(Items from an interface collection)
━━━━
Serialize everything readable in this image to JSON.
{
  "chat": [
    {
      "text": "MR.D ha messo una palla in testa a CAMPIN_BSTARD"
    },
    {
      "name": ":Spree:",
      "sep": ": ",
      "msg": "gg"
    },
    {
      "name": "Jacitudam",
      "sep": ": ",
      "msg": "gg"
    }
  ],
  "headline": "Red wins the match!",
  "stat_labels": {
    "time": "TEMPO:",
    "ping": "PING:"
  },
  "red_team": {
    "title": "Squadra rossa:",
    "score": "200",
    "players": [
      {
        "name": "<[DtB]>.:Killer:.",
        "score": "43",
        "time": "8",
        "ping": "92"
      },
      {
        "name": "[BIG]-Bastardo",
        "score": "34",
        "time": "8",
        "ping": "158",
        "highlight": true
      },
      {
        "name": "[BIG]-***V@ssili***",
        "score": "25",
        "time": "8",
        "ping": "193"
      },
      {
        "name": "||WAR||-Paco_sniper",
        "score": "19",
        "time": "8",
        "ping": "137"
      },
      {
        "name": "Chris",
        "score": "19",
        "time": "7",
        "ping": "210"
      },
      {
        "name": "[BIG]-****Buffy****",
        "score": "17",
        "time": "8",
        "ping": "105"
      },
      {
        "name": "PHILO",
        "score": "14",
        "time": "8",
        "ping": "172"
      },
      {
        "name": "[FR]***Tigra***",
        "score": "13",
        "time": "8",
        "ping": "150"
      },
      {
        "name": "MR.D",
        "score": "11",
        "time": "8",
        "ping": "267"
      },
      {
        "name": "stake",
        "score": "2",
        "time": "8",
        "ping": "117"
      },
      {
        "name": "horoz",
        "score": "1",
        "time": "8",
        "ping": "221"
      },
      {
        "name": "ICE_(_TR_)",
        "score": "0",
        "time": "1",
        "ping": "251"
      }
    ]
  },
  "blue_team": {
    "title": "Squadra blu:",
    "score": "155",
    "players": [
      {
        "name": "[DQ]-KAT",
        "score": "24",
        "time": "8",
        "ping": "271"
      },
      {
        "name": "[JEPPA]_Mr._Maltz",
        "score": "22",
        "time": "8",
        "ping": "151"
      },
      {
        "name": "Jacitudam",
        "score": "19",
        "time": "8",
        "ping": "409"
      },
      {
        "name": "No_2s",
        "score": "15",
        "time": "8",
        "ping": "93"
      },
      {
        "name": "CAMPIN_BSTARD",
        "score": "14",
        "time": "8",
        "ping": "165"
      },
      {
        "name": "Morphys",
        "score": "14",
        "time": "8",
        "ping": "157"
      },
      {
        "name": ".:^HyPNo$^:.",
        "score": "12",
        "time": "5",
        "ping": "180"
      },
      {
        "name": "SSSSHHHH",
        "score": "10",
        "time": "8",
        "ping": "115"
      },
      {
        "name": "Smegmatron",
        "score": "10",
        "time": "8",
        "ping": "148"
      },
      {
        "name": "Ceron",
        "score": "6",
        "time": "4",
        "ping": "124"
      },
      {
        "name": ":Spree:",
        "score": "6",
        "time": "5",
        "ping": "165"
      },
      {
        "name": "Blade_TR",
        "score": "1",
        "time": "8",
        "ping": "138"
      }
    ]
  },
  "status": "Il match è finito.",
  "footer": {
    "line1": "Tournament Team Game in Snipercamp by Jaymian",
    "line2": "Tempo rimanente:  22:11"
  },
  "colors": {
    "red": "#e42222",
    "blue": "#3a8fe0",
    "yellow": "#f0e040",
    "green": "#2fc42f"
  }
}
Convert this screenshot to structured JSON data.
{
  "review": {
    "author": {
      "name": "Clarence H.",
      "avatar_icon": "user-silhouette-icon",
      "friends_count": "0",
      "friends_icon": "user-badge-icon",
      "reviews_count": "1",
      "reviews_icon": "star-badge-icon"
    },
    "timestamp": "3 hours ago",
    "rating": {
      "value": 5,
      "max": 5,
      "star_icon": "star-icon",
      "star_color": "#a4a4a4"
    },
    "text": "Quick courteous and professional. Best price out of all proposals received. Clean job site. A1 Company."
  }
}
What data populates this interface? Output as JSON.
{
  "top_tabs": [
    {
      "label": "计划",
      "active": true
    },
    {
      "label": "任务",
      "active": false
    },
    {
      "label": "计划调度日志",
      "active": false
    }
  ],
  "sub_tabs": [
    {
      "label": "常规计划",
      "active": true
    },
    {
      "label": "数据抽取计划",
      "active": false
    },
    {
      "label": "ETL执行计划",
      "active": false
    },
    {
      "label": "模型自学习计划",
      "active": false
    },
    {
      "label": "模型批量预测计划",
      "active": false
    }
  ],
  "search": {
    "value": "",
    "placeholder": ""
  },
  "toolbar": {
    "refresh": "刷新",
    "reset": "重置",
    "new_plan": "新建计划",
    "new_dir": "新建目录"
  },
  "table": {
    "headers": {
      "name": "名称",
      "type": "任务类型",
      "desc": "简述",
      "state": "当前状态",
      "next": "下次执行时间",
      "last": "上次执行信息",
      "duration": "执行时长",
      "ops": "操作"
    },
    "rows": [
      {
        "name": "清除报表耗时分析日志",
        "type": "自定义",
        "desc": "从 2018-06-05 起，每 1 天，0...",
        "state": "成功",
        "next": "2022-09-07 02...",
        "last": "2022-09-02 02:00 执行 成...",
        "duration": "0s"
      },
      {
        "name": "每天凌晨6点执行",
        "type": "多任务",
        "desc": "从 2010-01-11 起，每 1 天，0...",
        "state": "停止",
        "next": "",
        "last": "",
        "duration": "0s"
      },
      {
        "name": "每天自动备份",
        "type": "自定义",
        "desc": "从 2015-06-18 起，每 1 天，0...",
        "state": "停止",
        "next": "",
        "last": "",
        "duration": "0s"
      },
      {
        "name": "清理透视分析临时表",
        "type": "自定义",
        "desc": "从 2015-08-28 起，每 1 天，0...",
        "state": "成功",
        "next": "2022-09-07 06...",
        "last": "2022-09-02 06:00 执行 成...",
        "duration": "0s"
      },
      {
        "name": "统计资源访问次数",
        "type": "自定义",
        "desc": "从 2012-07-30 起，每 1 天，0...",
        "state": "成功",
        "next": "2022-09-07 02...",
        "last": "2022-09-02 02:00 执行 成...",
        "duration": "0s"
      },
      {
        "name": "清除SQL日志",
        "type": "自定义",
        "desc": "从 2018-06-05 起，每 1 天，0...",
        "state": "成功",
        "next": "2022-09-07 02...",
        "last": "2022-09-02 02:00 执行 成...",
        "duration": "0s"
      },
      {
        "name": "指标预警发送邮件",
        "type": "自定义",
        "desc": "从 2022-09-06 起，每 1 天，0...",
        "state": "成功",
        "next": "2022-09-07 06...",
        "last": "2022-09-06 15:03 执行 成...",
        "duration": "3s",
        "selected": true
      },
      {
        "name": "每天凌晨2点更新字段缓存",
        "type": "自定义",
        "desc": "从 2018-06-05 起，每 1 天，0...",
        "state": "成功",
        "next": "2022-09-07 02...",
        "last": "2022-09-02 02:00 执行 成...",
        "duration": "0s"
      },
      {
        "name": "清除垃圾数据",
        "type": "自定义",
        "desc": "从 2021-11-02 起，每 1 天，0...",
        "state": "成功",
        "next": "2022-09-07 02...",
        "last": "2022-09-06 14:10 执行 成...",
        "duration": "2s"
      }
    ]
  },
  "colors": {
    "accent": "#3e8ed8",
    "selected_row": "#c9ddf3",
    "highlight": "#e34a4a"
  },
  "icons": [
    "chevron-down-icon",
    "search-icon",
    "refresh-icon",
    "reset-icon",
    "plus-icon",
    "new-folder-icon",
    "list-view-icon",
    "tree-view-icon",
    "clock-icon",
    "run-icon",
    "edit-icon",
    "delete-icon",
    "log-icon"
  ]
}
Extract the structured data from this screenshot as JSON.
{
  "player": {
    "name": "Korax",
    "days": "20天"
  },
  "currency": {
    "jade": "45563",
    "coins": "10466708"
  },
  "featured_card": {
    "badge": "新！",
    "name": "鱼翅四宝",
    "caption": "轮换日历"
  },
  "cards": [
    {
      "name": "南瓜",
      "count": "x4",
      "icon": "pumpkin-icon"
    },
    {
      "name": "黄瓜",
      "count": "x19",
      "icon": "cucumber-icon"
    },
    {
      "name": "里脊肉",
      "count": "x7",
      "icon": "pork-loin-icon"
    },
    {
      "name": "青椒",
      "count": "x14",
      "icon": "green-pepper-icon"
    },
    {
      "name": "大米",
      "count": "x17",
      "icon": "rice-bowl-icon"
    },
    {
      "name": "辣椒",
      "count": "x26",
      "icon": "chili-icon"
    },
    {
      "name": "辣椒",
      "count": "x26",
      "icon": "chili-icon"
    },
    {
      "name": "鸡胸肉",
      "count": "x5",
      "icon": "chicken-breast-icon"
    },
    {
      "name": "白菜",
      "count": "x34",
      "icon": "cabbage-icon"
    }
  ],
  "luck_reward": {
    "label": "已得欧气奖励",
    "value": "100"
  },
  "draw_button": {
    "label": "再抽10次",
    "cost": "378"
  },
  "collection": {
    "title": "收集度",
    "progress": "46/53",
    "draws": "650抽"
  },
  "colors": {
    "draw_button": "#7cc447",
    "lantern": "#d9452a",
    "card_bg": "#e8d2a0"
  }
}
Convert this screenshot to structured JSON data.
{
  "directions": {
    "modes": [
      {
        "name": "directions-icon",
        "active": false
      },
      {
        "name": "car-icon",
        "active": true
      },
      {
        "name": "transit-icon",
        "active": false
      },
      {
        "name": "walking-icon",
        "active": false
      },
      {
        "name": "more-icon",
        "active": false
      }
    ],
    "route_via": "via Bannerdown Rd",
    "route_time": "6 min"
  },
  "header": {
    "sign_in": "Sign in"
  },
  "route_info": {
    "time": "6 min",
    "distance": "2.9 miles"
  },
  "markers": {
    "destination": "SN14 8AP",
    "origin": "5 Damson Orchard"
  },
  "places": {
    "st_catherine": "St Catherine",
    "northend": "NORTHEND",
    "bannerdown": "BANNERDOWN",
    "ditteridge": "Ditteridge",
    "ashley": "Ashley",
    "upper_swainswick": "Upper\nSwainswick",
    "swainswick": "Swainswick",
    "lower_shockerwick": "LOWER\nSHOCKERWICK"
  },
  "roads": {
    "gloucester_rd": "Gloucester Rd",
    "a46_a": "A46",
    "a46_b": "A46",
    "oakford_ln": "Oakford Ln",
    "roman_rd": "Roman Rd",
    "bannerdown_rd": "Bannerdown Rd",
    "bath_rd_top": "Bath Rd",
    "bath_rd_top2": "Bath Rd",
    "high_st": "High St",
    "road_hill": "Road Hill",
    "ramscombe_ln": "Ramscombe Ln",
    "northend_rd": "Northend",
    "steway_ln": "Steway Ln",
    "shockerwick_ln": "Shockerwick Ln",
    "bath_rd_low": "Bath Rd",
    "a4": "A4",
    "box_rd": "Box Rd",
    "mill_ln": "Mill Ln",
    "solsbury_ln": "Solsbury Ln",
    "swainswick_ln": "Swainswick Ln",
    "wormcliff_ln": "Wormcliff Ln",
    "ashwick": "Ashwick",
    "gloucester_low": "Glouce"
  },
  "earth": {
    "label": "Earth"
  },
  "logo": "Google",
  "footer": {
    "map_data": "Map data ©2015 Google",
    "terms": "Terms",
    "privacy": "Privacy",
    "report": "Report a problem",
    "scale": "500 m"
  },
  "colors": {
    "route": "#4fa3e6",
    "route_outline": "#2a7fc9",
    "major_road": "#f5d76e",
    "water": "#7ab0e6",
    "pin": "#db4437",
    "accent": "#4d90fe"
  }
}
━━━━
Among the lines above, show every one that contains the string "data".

SOLUTION =>
Convert this screenshot to structured JSON data.
What data populates this interface? Output as JSON.
Extract the structured data from this screenshot as JSON.
Convert this screenshot to structured JSON data.
    "map_data": "Map data ©2015 Google",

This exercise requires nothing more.